We carry three translations here at Exodus Books. Two are set in verse, one is prose. (Click here to view an exclusive comparison chart which features five selections from the poem).
Robert Fagle’s 2006 translation is highly praised and seems to be the current favorite among critics. Fagles himself was a poet, and his deep appreciation for British and American poetry gives him a unique perspective when translating.
Poet and novelist Brad Leithauser gives an excellent explanation of the differences between the Fagles and Fitzgerald in one of his New York Times reviews. Fagles changed Virgil’s hexameter into long lines of free verse, which Leithauser says results in the “ghost of a hexameter serving as loose armature.”

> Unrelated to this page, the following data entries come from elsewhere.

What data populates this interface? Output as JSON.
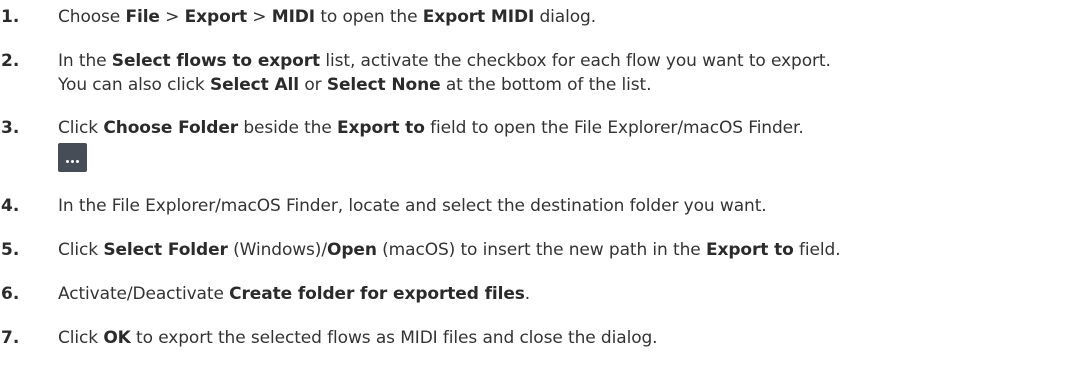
{
  "steps": [
    {
      "number": "1.",
      "t1": "Choose ",
      "b1": "File",
      "t2": " > ",
      "b2": "Export",
      "t3": " > ",
      "b3": "MIDI",
      "t4": " to open the ",
      "b4": "Export MIDI",
      "t5": " dialog."
    },
    {
      "number": "2.",
      "t1": "In the ",
      "b1": "Select flows to export",
      "t2": " list, activate the checkbox for each flow you want to export.",
      "t3": "You can also click ",
      "b2": "Select All",
      "t4": " or ",
      "b3": "Select None",
      "t5": " at the bottom of the list."
    },
    {
      "number": "3.",
      "t1": "Click ",
      "b1": "Choose Folder",
      "t2": " beside the ",
      "b2": "Export to",
      "t3": " field to open the File Explorer/macOS Finder.",
      "button_icon": "ellipsis-icon"
    },
    {
      "number": "4.",
      "t1": "In the File Explorer/macOS Finder, locate and select the destination folder you want."
    },
    {
      "number": "5.",
      "t1": "Click ",
      "b1": "Select Folder",
      "t2": " (Windows)/",
      "b2": "Open",
      "t3": " (macOS) to insert the new path in the ",
      "b3": "Export to",
      "t4": " field."
    },
    {
      "number": "6.",
      "t1": "Activate/Deactivate ",
      "b1": "Create folder for exported files",
      "t2": "."
    },
    {
      "number": "7.",
      "t1": "Click ",
      "b1": "OK",
      "t2": " to export the selected flows as MIDI files and close the dialog."
    }
  ],
  "colors": {
    "text": "#333333",
    "button_bg": "#464d56",
    "button_fg": "#ffffff"
  }
}
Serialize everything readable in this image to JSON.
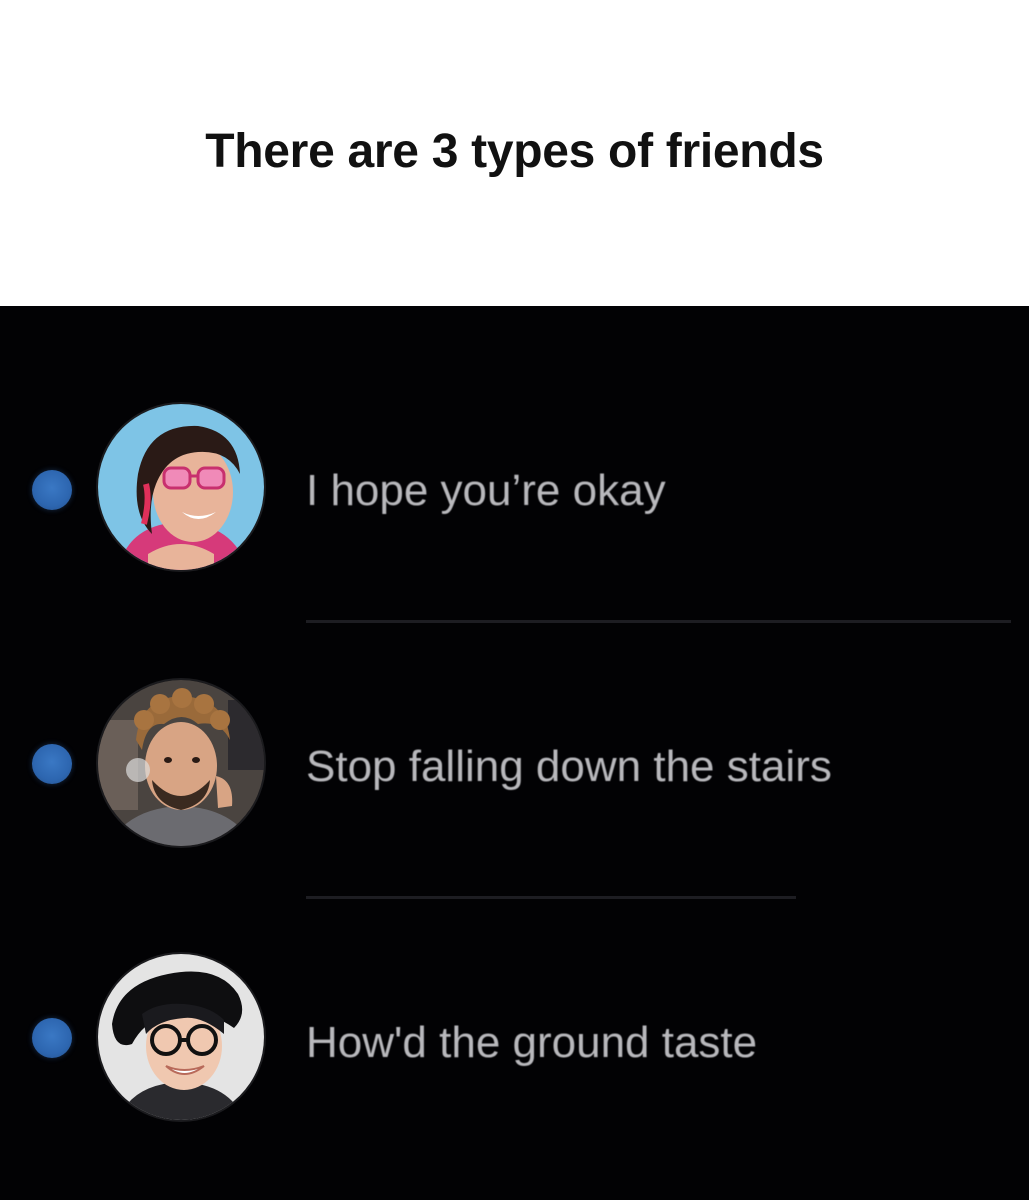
{
  "caption": {
    "title": "There are 3 types of friends"
  },
  "conversations": [
    {
      "message": "I hope you’re okay",
      "unread": true,
      "avatar_icon": "person-pink-sunglasses-avatar"
    },
    {
      "message": "Stop falling down the stairs",
      "unread": true,
      "avatar_icon": "person-curly-hair-avatar"
    },
    {
      "message": "How'd the ground taste",
      "unread": true,
      "avatar_icon": "person-black-hat-glasses-avatar"
    }
  ],
  "colors": {
    "unread_dot": "#2d66b0",
    "background": "#020204",
    "message_text": "#b8b8bc",
    "caption_bg": "#ffffff"
  }
}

Fitzgerald’s 1981 rendering has shorter lines, which Leithauser claims convey the more passionate, action filled parts of the story better. Still, many scholars believe Fagle's faithfulness to the Latin text makes his an overall better rendition. Peter Leithart's Heroes of the City of Man cites Fitzgerald's version of the book and Veritas Press uses it in Omnibus I. Teaching the Classics uses the Fagles translation in the Reading Roadmaps packages.
David West, Professor Emeritus at the University of Newcastle upon Tyne, notes at the beginning of his 1990 prose version that the point of his translation was to "write readable English which does honour to the richness and sublimity of Virgil's language." West respects Jackson Knight's "ruling prose version," but believes it contains too much dated language. West believes good prose versions of The Aeneid need to exist, so that Virgil's work will become more widely read. His translation is used by the Memoria Press Literature Package.
We highly recommend Bernard Knox's introduction at the beginning of Fagles’ version. Knox approaches The Aeneid not as a dead piece of political propaganda, but a powerful poem which can give us insight into Italian history, Dante's Divine Comedy, and the nature of war. Knox’s appreciation is deep and personal: as a young U.S. Army captain attacking German strongholds in Italy, he relates how he once stumbled into an old farmhouse in the Italian countryside and found a copy of Virgil lying on the floor.
There are other translations of The Aeneid, and it will likely remain a favorite translation project of Latin scholars for centuries to come. Whichever version you choose to read, we hope you'll enjoy the epic story.
Did you find this review helpful?